EXERCISE OBJECTIVE | Apart from the pictures, reproduce the data below exactly as it stands.

Dataset rows for apps and sites
★ ★ ★ ★

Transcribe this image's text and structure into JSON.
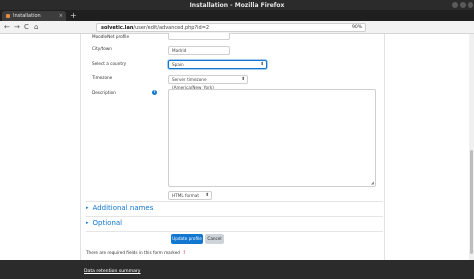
{
  "browser": {
    "window_title": "Installation - Mozilla Firefox",
    "tab_label": "Installation",
    "tab_close": "×",
    "new_tab": "+",
    "url_domain": "solvetic.lan",
    "url_path": "/user/edit/advanced.php?id=2",
    "zoom": "90%",
    "back": "←",
    "forward": "→",
    "reload": "C",
    "home": "⌂"
  },
  "form": {
    "moodlenet_label": "MoodleNet profile",
    "city_label": "City/town",
    "city_value": "Madrid",
    "country_label": "Select a country",
    "country_value": "Spain",
    "timezone_label": "Timezone",
    "timezone_value": "Server timezone (America/New_York)",
    "description_label": "Description",
    "help_icon": "?",
    "format_value": "HTML format",
    "resize_glyph": "◢",
    "caret": "⬍"
  },
  "sections": {
    "additional_names": "Additional names",
    "optional": "Optional",
    "chevron": "▸"
  },
  "buttons": {
    "update_profile": "Update profile",
    "cancel": "Cancel"
  },
  "notes": {
    "required_text": "There are required fields in this form marked",
    "required_marker": "!"
  },
  "footer": {
    "data_retention": "Data retention summary"
  },
  "colors": {
    "accent": "#1177d1",
    "footer_bg": "#2b2b2b",
    "titlebar_bg": "#2b2b2b"
  }
}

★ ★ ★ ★

ANSWER BOX |
Transcribe this image's text and structure into JSON.
{
  "browser": {
    "window_title": "Installation - Mozilla Firefox",
    "tab_label": "Installation",
    "tab_close": "×",
    "new_tab": "+",
    "url_domain": "solvetic.lan",
    "url_path": "/user/edit/advanced.php?id=2",
    "zoom": "90%",
    "back": "←",
    "forward": "→",
    "reload": "C",
    "home": "⌂"
  },
  "form": {
    "moodlenet_label": "MoodleNet profile",
    "city_label": "City/town",
    "city_value": "Madrid",
    "country_label": "Select a country",
    "country_value": "Spain",
    "timezone_label": "Timezone",
    "timezone_value": "Server timezone (America/New_York)",
    "description_label": "Description",
    "help_icon": "?",
    "format_value": "HTML format",
    "resize_glyph": "◢",
    "caret": "⬍"
  },
  "sections": {
    "additional_names": "Additional names",
    "optional": "Optional",
    "chevron": "▸"
  },
  "buttons": {
    "update_profile": "Update profile",
    "cancel": "Cancel"
  },
  "notes": {
    "required_text": "There are required fields in this form marked",
    "required_marker": "!"
  },
  "footer": {
    "data_retention": "Data retention summary"
  },
  "colors": {
    "accent": "#1177d1",
    "footer_bg": "#2b2b2b",
    "titlebar_bg": "#2b2b2b"
  }
}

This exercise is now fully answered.